Moreover, in the Brothel model the john has just one poem to contemplate, which eradicates the deadening effect of too many poems or readers. The single poem intimately shared stands out as a precious artifact. So too does a poem shared in this context stand out as more attractive, which is to say sexy. The eroticized aspects of written communication are made explicit in the Poetry Brothel.
More than half the times I’ve given a private reading, the recipient will confess afterward that he or she secretly is—or used to be—profoundly poem-curious; he used to write poetry when he was a teenager, but he stopped, or she still writes it now, but she doesn’t tell anyone. The intimacy of the Brothel draws these admissions out.
But the erotic aspect of poetry highlighted by the Brothel is not planted in the poems artificially to pander to the format. The sexiness of the poetry is not being introduced with the aim of selling more literature, but rather exists inherently in the work; the erotic element is always already present in the poems, and maybe in all forms of interpersonal communication. (Institutional communications contain no erotic element.) All the Brothel does is, wittily, make the romance apparent.
And people seem to fall in love with the romance. We Poetry Whores do have to hustle a bit and convince the johns they want to buy, which might be sad if we had illusions about the major role poetry plays in daily life—that people walk around craving poems because they just can’t get enough. Without these illusions, the Brothel’s a pretty happy place.

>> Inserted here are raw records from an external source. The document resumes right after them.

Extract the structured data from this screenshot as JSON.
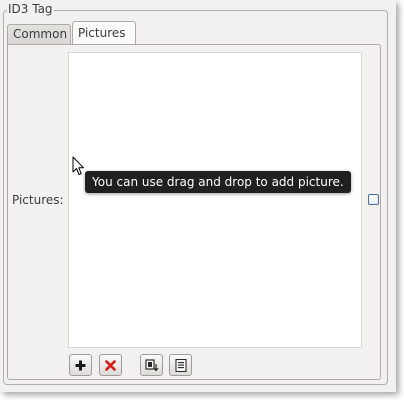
{
  "dialog": {
    "group_title": "ID3 Tag"
  },
  "tabs": [
    {
      "label": "Common",
      "active": false
    },
    {
      "label": "Pictures",
      "active": true
    }
  ],
  "pictures_panel": {
    "field_label": "Pictures:",
    "checkbox_checked": false,
    "toolbar": [
      {
        "icon": "add-icon"
      },
      {
        "icon": "delete-icon"
      },
      {
        "icon": "export-icon"
      },
      {
        "icon": "properties-icon"
      }
    ]
  },
  "tooltip": {
    "text": "You can use drag and drop to add picture."
  },
  "colors": {
    "add_icon": "#1a1a1a",
    "delete_icon": "#d21a12",
    "tooltip_bg": "#202020",
    "checkbox_border": "#4a6fa5"
  }
}
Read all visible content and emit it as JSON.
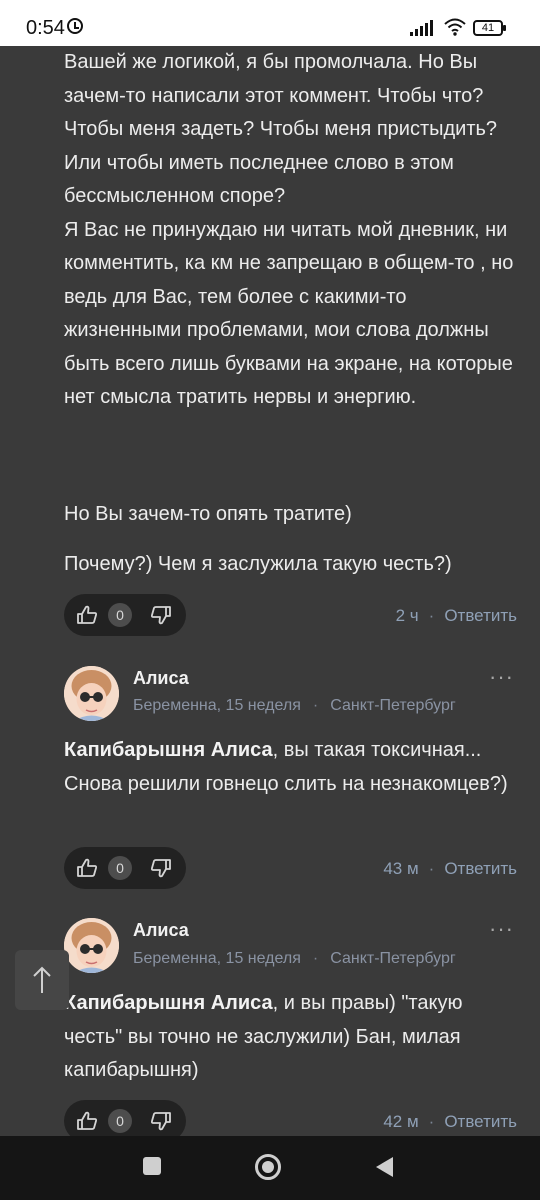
{
  "status_bar": {
    "time": "0:54",
    "battery": "41",
    "icons": [
      "alarm-icon",
      "signal-icon",
      "wifi-icon",
      "battery-icon"
    ]
  },
  "post": {
    "paragraphs": [
      "Вашей же логикой, я бы промолчала. Но Вы зачем-то написали этот коммент. Чтобы что? Чтобы меня задеть? Чтобы меня пристыдить? Или чтобы иметь последнее слово в этом бессмысленном споре?\nЯ Вас не принуждаю ни читать мой дневник, ни комментить, ка км не запрещаю в общем-то , но ведь для Вас, тем более с какими-то жизненными проблемами, мои слова должны быть всего лишь буквами на экране, на которые нет смысла тратить нервы и энергию.",
      "Но Вы зачем-то опять тратите)",
      "Почему?) Чем я заслужила такую честь?)"
    ],
    "likes": "0",
    "time": "2 ч",
    "reply": "Ответить"
  },
  "comments": [
    {
      "author": "Алиса",
      "status": "Беременна, 15 неделя",
      "city": "Санкт-Петербург",
      "more": "···",
      "mention": "Капибарышня Алиса",
      "text": ", вы такая токсичная... Снова решили говнецо слить на незнакомцев?)",
      "likes": "0",
      "time": "43 м",
      "reply": "Ответить"
    },
    {
      "author": "Алиса",
      "status": "Беременна, 15 неделя",
      "city": "Санкт-Петербург",
      "more": "···",
      "mention": "Капибарышня Алиса",
      "text": ", и вы правы) \"такую честь\" вы точно не заслужили) Бан, милая капибарышня)",
      "likes": "0",
      "time": "42 м",
      "reply": "Ответить"
    }
  ],
  "scroll_top": {
    "icon": "arrow-up-icon",
    "glyph": "↑"
  },
  "colors": {
    "background": "#3a3a3a",
    "meta": "#8fa0b6",
    "pill": "#222222"
  }
}
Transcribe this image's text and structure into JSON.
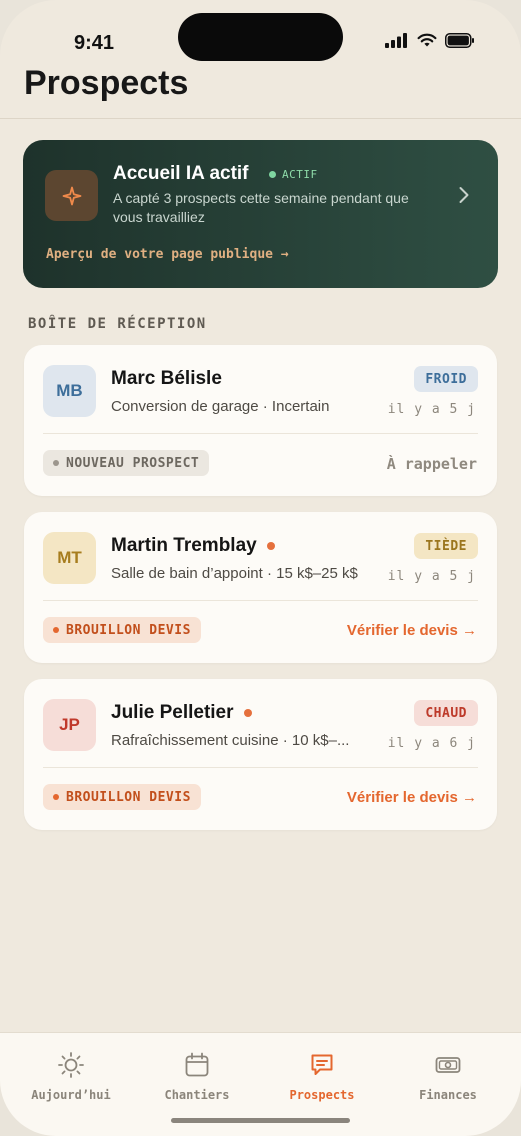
{
  "status_bar": {
    "time": "9:41"
  },
  "header": {
    "title": "Prospects"
  },
  "ai_banner": {
    "title": "Accueil IA actif",
    "status": "ACTIF",
    "description": "A capté 3 prospects cette semaine pendant que vous travailliez",
    "link": "Aperçu de votre page publique →",
    "icon": "sparkle-icon"
  },
  "inbox": {
    "label": "BOÎTE DE RÉCEPTION",
    "leads": [
      {
        "initials": "MB",
        "name": "Marc Bélisle",
        "detail": "Conversion de garage · Incertain",
        "temperature": "FROID",
        "age": "il y a 5 j",
        "stage": "NOUVEAU PROSPECT",
        "action": "À rappeler",
        "is_new": false
      },
      {
        "initials": "MT",
        "name": "Martin Tremblay",
        "detail": "Salle de bain d’appoint · 15 k$–25 k$",
        "temperature": "TIÈDE",
        "age": "il y a 5 j",
        "stage": "BROUILLON DEVIS",
        "action": "Vérifier le devis →",
        "is_new": true
      },
      {
        "initials": "JP",
        "name": "Julie Pelletier",
        "detail": "Rafraîchissement cuisine · 10 k$–...",
        "temperature": "CHAUD",
        "age": "il y a 6 j",
        "stage": "BROUILLON DEVIS",
        "action": "Vérifier le devis →",
        "is_new": true
      }
    ]
  },
  "tabbar": {
    "tabs": [
      {
        "label": "Aujourd’hui",
        "icon": "sun-icon"
      },
      {
        "label": "Chantiers",
        "icon": "calendar-icon"
      },
      {
        "label": "Prospects",
        "icon": "message-icon",
        "active": true
      },
      {
        "label": "Finances",
        "icon": "banknote-icon"
      }
    ]
  },
  "colors": {
    "accent": "#e4672f",
    "banner_dark": "#1e322b",
    "background": "#efe9de",
    "cold": "#dfe6ee",
    "warm": "#f4e6c4",
    "hot": "#f6ddd8"
  }
}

After minimal convincing, sometimes after spending just a few minutes in the gilt and candlelit atmosphere, you might find yourself sidling up to the moonlighting Pinkerton you see selling tokens, taking him up on the five-chips-for-$20 special. Tokens in pocket, you might tap me on the shoulder and say, really getting into it, “Seductress, can I trouble you for a poem?” And I might say, “Trouble me all you want. Right this way.” And you might not think it consciously, but what you will be experiencing is proof that the Brothel is one more avenue by which poetry has a chance to reflect and inform the lives of everybody, not just people in the academy or on the poetry “scene.” And that’s hot.